Research also shows that by about age 10, the influence of peers is a powerful socialising force. Children begin to compare themselves with others, and those who are more physically competent tend to have more friends. In addition, if children are confident in their abilities they are far more likely to be involved in sport and physical activity in the future. Social interaction can also become a reason for participation in sport or physical activity.
What about the media?
It can argued that no part of society is untouched by the media. If this is true, then the media plays a role in the socialisation of individuals IN sport, and also VIA sport.
Sport and the media are so closely linked that for some national codes, their ongoing funding is dependent on renewing big buck media deals every few years. Consider the NRL and AFL TV deals, and the scramble by Netball Australia to even gain a media partner for 2013...
Some sociologists argue that sport has been manipulated by the media. What are some messages the media provides to us through sport, or about sport in general?
Ensure that you learn the difference between biological sex and gender.
The ways in which males and females are expected to behave is determined by cultural values, attitudes and beliefs. This can include aspects of gender such as clothing, interests, attitudes, behaviours and aptitudes. Society definitely expects certain behaviours from males, and certain behaviours from females. Often the only basis for these expectations is a stereotype.
Each of the powerful agents of socialisation we have looked at earlier within this prezi treat boys and girls differently. Males are often encouraged to be active and strong, whereas females are often encouraged to be passive and patient. Consider the types of toys young children often receive for birthdays... The most powerful socialising agent in terms of gender is the mass media, as they simply reinforce societal attitudes, beliefs and values, including those related to sport.
This means the leadership or dominance of males over females in society... and there is a LOT of evidence of this in sport and physical activity in Australia. Despite lots of programs to encourage equal opportunities for women, sport and physical activity continue to be shaped by the early views of exercise being a male domain.
Often male gender construction is based around participation in 'masculine' sports, usually team sports. Femininity within sport tends to be defined in a negative way... consider the insults/encouragement coaches might give young male athletes...
Maybe it can be simplified as far as 'sissies vs tomboys'... what could this mean?
From an early age females tend to underestimate and undervalue their capacity and potential for successful participation in sport becaue of its masculinised structure. As a result, a girl's physical skills and abilities constantly fall behind those of her male classmates. What might some loger term consequences of this be?

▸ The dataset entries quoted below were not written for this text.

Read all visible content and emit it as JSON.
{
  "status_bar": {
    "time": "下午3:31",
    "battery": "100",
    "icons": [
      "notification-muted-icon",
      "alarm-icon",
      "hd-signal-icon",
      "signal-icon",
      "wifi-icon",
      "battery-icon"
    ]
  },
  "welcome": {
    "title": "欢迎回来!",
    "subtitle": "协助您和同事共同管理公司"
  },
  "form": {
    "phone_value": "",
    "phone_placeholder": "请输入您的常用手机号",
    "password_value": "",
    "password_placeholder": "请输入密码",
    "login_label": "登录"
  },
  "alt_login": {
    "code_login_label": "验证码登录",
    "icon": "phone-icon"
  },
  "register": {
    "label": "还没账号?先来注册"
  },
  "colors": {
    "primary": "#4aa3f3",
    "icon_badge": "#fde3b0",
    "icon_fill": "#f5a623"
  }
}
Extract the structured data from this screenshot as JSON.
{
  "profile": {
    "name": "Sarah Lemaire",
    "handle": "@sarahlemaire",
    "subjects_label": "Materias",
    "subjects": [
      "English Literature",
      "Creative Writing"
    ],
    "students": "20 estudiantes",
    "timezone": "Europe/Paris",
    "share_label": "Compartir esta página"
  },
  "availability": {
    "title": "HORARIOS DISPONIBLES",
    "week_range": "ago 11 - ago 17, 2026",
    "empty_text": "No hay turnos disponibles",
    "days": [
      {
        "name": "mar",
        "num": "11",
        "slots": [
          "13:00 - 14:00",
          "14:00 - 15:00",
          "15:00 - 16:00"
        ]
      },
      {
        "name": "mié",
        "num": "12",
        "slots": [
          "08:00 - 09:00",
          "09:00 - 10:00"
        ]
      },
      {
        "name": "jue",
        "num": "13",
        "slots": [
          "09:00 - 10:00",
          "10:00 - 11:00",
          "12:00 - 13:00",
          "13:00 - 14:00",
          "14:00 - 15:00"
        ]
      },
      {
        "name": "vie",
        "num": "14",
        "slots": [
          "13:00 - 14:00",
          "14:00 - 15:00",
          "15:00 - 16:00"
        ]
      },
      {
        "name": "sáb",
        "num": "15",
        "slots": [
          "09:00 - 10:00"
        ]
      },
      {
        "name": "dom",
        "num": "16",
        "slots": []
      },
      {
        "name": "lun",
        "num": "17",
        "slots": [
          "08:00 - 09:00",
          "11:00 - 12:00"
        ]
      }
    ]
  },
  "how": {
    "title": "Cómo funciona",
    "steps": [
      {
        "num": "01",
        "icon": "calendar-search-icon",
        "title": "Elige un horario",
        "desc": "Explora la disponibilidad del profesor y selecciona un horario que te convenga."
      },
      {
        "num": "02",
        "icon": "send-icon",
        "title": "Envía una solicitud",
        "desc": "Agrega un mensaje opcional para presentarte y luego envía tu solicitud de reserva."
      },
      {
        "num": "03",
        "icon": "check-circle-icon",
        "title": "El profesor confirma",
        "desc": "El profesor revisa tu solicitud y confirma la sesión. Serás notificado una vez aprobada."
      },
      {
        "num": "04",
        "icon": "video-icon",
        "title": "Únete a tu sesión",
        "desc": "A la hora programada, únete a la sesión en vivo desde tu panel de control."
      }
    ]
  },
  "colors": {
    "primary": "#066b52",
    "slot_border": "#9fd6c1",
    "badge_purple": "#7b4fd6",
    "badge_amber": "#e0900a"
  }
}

Chapter 19 Review Questions 1-5.
Continue to review your notes thus far. You should be familiar with each level of FF.